Developers – and architects – have to take responsibility for building their automated testing and deployment pipelines. The book explains how Continuous Deployment leverages Continuous Integration, and common approaches to code management and test automation. And it emphasizes the role of gatekeepers along the pipeline – manual decisions or automated checks at different points to determine if it is ok to go forward, from development to testing to staging to live production testing and then to production.
DevOps and Modern Software Architecture
“DevOps: A Software Architect’s Perspective” does a good job of explaining common DevOps practices, especially Continuous Deployment, in a development, instead of operations, context. It also looks at contemporary issues in software architecture, including virtualization and microservices.
It is less academic than Bass’s other book “Software Architecture in Practice”, and emphasizes the importance of real-world operations concerns like reliability, security and transparency (monitoring and live checks and testing) in architecture and deployment.
This is a book written mostly for enterprise software architects and managers who want to understand more about DevOps and Continuous Deployment and Cloud services.
If you’re already deep into DevOps and working with microservices in the Cloud, you probably won’t find much new here.

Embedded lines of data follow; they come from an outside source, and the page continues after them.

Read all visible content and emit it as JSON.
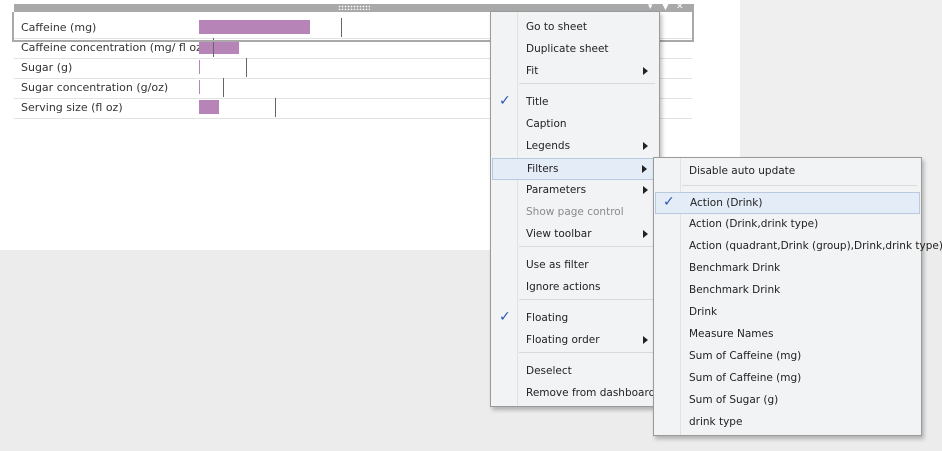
{
  "sheet": {
    "toolbar_icons": [
      "dropdown-icon",
      "filter-icon",
      "close-icon"
    ],
    "rows": [
      {
        "label": "Caffeine (mg)",
        "bar": 0.226,
        "marker": 0.29
      },
      {
        "label": "Caffeine concentration (mg/ fl oz)",
        "bar": 0.082,
        "marker": 0.028
      },
      {
        "label": "Sugar (g)",
        "bar": 0.002,
        "marker": 0.096
      },
      {
        "label": "Sugar concentration (g/oz)",
        "bar": 0.002,
        "marker": 0.048
      },
      {
        "label": "Serving size (fl oz)",
        "bar": 0.04,
        "marker": 0.156
      }
    ],
    "bar_color": "#b784b7"
  },
  "context_menu": {
    "items": [
      {
        "label": "Go to sheet"
      },
      {
        "label": "Duplicate sheet"
      },
      {
        "label": "Fit",
        "submenu": true
      },
      {
        "label": "Title",
        "checked": true
      },
      {
        "label": "Caption"
      },
      {
        "label": "Legends",
        "submenu": true
      },
      {
        "label": "Filters",
        "submenu": true,
        "highlighted": true
      },
      {
        "label": "Parameters",
        "submenu": true
      },
      {
        "label": "Show page control",
        "disabled": true
      },
      {
        "label": "View toolbar",
        "submenu": true
      },
      {
        "label": "Use as filter"
      },
      {
        "label": "Ignore actions"
      },
      {
        "label": "Floating",
        "checked": true
      },
      {
        "label": "Floating order",
        "submenu": true
      },
      {
        "label": "Deselect"
      },
      {
        "label": "Remove from dashboard"
      }
    ]
  },
  "filters_submenu": {
    "items": [
      {
        "label": "Disable auto update"
      },
      {
        "label": "Action (Drink)",
        "checked": true,
        "highlighted": true
      },
      {
        "label": "Action (Drink,drink type)"
      },
      {
        "label": "Action (quadrant,Drink (group),Drink,drink type)"
      },
      {
        "label": "Benchmark Drink"
      },
      {
        "label": "Benchmark Drink"
      },
      {
        "label": "Drink"
      },
      {
        "label": "Measure Names"
      },
      {
        "label": "Sum of Caffeine (mg)"
      },
      {
        "label": "Sum of Caffeine (mg)"
      },
      {
        "label": "Sum of Sugar (g)"
      },
      {
        "label": "drink type"
      }
    ]
  }
}
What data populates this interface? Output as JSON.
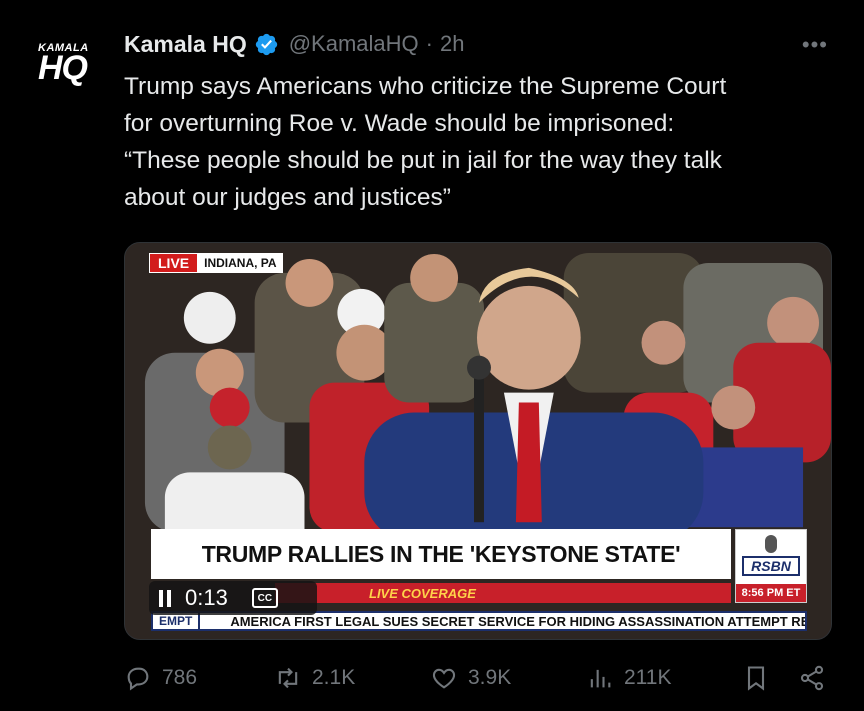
{
  "tweet": {
    "avatar_text_small": "KAMALA",
    "avatar_text_big": "HQ",
    "display_name": "Kamala HQ",
    "handle": "@KamalaHQ",
    "separator": "·",
    "time": "2h",
    "more_label": "•••",
    "text_lines": [
      "Trump says Americans who criticize the Supreme Court",
      "for overturning Roe v. Wade should be imprisoned:",
      "“These people should be put in jail for the way they talk",
      "about our judges and justices”"
    ]
  },
  "media": {
    "live_label": "LIVE",
    "location": "INDIANA, PA",
    "headline": "TRUMP RALLIES IN THE 'KEYSTONE STATE'",
    "coverage": "LIVE COVERAGE",
    "network": "RSBN",
    "clock": "8:56 PM ET",
    "ticker_lead": "EMPT",
    "ticker_text": "AMERICA FIRST LEGAL SUES SECRET SERVICE FOR HIDING ASSASSINATION ATTEMPT RE",
    "player_time": "0:13",
    "cc_label": "CC"
  },
  "actions": {
    "replies": "786",
    "reposts": "2.1K",
    "likes": "3.9K",
    "views": "211K"
  },
  "colors": {
    "background": "#000000",
    "text": "#e7e9ea",
    "muted": "#71767b",
    "verified": "#1d9bf0",
    "news_red": "#c8202a",
    "news_navy": "#1c2f6b"
  }
}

But if you are looking at how to apply DevOps at scale, or how to migrate legacy enterprise systems to microservices and the Cloud, or if you are a developer who wants to understand operations and what DevOps will mean to you and your job, this is worth reading.